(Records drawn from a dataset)
▬▬▬▬▬▬
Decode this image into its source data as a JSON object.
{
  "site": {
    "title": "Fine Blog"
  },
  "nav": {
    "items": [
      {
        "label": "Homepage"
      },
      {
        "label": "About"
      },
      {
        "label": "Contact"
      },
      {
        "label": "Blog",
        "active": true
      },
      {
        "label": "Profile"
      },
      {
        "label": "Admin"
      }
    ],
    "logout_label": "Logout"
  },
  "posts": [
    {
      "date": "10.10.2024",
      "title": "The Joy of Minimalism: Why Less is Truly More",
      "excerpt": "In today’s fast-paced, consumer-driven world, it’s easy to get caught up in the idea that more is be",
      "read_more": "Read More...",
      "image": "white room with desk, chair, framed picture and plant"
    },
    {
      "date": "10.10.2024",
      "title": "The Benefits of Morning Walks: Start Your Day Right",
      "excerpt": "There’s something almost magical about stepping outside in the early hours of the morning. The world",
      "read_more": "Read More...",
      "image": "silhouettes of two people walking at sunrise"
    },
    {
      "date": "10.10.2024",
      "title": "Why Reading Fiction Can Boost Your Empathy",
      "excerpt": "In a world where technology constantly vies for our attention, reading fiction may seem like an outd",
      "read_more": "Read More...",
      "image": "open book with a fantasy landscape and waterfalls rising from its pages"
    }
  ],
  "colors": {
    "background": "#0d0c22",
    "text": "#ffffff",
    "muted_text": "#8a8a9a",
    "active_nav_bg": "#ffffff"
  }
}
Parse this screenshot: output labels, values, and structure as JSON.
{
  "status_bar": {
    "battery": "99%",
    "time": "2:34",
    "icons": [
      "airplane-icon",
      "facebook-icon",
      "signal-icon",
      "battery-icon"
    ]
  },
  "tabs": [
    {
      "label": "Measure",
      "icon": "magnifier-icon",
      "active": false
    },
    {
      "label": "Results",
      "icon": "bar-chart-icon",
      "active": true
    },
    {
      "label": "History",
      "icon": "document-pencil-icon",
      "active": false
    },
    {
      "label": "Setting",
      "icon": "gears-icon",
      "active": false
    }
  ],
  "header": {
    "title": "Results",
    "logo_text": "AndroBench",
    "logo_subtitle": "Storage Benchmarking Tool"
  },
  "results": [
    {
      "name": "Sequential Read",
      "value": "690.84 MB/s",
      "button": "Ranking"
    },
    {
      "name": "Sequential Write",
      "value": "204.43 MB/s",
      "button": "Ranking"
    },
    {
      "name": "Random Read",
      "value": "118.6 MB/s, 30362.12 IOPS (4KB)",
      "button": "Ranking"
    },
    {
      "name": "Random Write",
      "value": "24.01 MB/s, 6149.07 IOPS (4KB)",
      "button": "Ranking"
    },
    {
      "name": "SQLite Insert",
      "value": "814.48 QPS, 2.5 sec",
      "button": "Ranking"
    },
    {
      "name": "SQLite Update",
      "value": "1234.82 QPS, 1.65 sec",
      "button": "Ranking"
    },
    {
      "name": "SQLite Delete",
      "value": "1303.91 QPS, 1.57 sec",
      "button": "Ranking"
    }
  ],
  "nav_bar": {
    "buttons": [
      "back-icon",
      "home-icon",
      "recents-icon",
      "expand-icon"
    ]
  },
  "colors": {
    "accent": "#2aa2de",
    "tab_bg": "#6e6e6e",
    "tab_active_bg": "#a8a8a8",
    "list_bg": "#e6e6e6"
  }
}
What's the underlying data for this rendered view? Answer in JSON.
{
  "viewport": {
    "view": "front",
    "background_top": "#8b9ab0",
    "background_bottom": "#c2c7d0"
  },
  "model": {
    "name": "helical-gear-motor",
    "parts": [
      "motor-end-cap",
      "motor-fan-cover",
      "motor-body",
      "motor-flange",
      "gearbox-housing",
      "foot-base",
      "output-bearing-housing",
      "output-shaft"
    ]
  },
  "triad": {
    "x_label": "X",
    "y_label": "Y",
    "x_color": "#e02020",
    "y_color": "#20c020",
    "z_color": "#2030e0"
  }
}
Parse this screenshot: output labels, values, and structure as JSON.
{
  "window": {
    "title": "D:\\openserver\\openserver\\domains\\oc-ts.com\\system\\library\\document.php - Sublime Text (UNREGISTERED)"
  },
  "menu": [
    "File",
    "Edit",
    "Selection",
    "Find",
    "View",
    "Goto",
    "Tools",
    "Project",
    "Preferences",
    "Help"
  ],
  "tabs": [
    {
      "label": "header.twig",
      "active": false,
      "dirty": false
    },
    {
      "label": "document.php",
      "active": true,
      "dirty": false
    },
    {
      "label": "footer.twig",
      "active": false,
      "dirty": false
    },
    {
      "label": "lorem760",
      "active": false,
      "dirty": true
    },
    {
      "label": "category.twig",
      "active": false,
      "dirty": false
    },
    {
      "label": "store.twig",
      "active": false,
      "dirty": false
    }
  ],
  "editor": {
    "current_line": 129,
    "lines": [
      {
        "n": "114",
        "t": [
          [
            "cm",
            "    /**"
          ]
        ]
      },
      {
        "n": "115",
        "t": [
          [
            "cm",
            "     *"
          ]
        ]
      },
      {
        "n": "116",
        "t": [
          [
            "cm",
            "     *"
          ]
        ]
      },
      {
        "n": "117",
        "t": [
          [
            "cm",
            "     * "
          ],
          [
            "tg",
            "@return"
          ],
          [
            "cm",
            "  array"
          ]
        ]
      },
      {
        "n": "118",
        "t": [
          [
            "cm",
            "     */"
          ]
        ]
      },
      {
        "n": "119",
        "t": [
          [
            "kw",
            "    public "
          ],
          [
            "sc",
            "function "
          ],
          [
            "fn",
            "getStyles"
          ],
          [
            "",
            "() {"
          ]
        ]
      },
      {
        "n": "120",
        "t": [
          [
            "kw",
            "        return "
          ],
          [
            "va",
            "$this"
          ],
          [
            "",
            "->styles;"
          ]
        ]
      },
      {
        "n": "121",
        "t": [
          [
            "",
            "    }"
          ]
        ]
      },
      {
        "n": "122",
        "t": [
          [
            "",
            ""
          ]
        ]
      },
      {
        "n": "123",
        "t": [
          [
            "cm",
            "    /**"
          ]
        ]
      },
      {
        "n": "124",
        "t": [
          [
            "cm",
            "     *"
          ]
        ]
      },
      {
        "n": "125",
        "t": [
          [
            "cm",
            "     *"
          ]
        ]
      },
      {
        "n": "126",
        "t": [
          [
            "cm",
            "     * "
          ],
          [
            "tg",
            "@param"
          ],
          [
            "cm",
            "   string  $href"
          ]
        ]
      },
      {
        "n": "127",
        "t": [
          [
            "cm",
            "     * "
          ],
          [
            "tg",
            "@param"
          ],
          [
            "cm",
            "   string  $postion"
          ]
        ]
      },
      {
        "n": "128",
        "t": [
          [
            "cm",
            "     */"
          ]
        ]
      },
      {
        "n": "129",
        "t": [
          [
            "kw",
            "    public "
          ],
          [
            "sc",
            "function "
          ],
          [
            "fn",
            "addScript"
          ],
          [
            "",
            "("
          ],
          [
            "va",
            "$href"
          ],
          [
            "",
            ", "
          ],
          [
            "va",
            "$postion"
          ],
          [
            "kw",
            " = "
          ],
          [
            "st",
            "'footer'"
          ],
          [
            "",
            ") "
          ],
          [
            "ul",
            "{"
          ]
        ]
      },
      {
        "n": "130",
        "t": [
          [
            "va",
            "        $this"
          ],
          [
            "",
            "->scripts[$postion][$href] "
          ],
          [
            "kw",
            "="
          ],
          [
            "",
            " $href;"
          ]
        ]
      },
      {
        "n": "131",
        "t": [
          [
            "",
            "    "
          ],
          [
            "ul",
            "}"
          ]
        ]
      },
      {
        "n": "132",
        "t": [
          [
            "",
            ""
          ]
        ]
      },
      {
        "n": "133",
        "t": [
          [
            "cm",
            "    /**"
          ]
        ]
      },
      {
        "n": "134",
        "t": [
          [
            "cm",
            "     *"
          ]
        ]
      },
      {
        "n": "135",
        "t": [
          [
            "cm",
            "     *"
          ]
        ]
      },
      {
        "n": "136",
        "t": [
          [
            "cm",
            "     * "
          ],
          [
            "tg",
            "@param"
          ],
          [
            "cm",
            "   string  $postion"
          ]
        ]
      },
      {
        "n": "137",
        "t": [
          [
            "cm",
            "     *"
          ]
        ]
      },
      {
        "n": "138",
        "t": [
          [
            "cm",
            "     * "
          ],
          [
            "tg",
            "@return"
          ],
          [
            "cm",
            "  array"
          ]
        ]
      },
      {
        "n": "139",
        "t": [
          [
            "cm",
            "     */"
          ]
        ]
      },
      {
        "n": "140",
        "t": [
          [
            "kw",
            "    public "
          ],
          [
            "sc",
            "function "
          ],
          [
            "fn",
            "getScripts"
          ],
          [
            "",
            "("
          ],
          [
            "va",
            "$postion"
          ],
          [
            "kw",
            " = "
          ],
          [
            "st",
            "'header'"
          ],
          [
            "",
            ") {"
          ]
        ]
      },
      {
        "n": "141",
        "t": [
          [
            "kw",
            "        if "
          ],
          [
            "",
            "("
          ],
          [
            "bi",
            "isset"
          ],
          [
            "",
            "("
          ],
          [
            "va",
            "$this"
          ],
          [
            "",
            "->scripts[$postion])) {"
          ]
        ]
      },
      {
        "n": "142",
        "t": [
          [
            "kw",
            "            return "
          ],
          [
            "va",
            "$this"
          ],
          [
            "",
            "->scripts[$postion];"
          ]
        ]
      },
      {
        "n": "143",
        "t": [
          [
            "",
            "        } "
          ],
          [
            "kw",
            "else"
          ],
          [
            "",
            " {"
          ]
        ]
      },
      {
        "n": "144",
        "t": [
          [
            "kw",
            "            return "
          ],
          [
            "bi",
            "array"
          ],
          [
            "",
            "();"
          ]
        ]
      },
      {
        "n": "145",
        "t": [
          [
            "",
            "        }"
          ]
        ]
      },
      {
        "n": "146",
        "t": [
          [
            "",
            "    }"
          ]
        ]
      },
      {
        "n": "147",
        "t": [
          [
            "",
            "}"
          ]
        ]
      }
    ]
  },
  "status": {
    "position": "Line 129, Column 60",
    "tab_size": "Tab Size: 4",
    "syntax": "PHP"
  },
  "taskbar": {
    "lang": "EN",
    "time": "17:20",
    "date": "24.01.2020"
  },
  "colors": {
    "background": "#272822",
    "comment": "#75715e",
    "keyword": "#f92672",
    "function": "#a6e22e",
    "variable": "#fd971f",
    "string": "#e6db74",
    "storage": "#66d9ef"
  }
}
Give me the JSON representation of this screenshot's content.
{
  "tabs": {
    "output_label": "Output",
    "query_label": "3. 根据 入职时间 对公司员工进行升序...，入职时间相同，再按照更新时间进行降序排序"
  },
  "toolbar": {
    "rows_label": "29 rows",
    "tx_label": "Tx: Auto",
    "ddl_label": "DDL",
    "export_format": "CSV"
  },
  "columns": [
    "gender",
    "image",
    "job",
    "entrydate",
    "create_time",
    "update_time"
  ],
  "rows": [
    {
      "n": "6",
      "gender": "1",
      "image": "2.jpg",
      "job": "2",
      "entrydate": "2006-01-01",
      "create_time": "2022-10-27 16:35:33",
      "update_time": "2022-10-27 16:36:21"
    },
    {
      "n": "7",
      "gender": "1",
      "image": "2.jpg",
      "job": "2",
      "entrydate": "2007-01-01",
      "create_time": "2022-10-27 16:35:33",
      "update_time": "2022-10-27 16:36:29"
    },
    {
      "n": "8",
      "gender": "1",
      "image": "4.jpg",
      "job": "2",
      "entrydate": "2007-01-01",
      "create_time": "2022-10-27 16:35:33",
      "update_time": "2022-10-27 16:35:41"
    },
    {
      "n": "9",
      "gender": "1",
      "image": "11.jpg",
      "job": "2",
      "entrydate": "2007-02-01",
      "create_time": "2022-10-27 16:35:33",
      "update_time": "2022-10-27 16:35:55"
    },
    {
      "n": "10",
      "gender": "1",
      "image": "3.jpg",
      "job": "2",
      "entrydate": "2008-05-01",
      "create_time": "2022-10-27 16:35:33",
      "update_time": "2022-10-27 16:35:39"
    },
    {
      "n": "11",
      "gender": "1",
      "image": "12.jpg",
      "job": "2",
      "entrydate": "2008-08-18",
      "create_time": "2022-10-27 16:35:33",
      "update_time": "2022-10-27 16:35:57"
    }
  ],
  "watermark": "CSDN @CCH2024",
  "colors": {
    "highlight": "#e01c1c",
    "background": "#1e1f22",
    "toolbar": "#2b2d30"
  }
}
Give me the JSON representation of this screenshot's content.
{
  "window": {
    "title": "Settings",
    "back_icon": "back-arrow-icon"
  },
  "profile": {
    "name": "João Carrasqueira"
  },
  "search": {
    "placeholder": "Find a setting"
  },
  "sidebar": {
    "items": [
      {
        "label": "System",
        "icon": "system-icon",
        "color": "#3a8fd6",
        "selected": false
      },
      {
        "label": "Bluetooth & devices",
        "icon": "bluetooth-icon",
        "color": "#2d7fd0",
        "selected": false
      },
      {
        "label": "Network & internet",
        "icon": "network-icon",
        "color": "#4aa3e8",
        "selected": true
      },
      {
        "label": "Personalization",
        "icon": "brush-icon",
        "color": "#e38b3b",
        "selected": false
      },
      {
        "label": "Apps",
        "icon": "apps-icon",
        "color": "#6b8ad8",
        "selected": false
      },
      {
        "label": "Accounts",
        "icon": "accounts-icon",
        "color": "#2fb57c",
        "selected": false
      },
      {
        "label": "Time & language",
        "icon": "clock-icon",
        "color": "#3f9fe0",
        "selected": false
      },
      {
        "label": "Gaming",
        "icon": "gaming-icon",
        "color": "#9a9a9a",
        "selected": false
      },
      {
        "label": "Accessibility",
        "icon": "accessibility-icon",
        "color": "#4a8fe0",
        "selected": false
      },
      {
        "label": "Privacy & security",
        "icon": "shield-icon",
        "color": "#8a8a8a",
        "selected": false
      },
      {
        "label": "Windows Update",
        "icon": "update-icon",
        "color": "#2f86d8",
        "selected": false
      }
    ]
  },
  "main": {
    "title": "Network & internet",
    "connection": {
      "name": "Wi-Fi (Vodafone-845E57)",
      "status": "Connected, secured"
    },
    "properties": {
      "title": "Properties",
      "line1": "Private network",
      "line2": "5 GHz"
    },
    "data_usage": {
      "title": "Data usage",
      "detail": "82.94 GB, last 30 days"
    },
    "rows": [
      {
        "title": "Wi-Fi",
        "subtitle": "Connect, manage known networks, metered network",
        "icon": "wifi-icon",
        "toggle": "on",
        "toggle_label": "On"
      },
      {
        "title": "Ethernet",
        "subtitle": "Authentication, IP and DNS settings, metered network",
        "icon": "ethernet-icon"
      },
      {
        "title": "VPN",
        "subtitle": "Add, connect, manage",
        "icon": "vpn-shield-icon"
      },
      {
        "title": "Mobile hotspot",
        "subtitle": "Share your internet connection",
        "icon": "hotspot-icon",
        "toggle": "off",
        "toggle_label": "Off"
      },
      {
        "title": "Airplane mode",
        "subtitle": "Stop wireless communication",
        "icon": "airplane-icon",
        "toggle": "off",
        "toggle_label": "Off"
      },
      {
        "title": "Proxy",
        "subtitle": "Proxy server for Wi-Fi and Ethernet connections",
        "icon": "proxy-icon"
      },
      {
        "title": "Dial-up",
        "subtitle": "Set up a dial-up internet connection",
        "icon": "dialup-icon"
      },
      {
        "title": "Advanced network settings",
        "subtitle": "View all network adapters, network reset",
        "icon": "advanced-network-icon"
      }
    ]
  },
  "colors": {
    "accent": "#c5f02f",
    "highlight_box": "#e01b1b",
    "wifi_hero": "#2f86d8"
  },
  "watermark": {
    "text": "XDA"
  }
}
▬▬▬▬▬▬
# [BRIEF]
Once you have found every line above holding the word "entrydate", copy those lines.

# [TASK OUTPUT]
    "entrydate",
      "entrydate": "2006-01-01",
      "entrydate": "2007-01-01",
      "entrydate": "2007-01-01",
      "entrydate": "2007-02-01",
      "entrydate": "2008-05-01",
      "entrydate": "2008-08-18",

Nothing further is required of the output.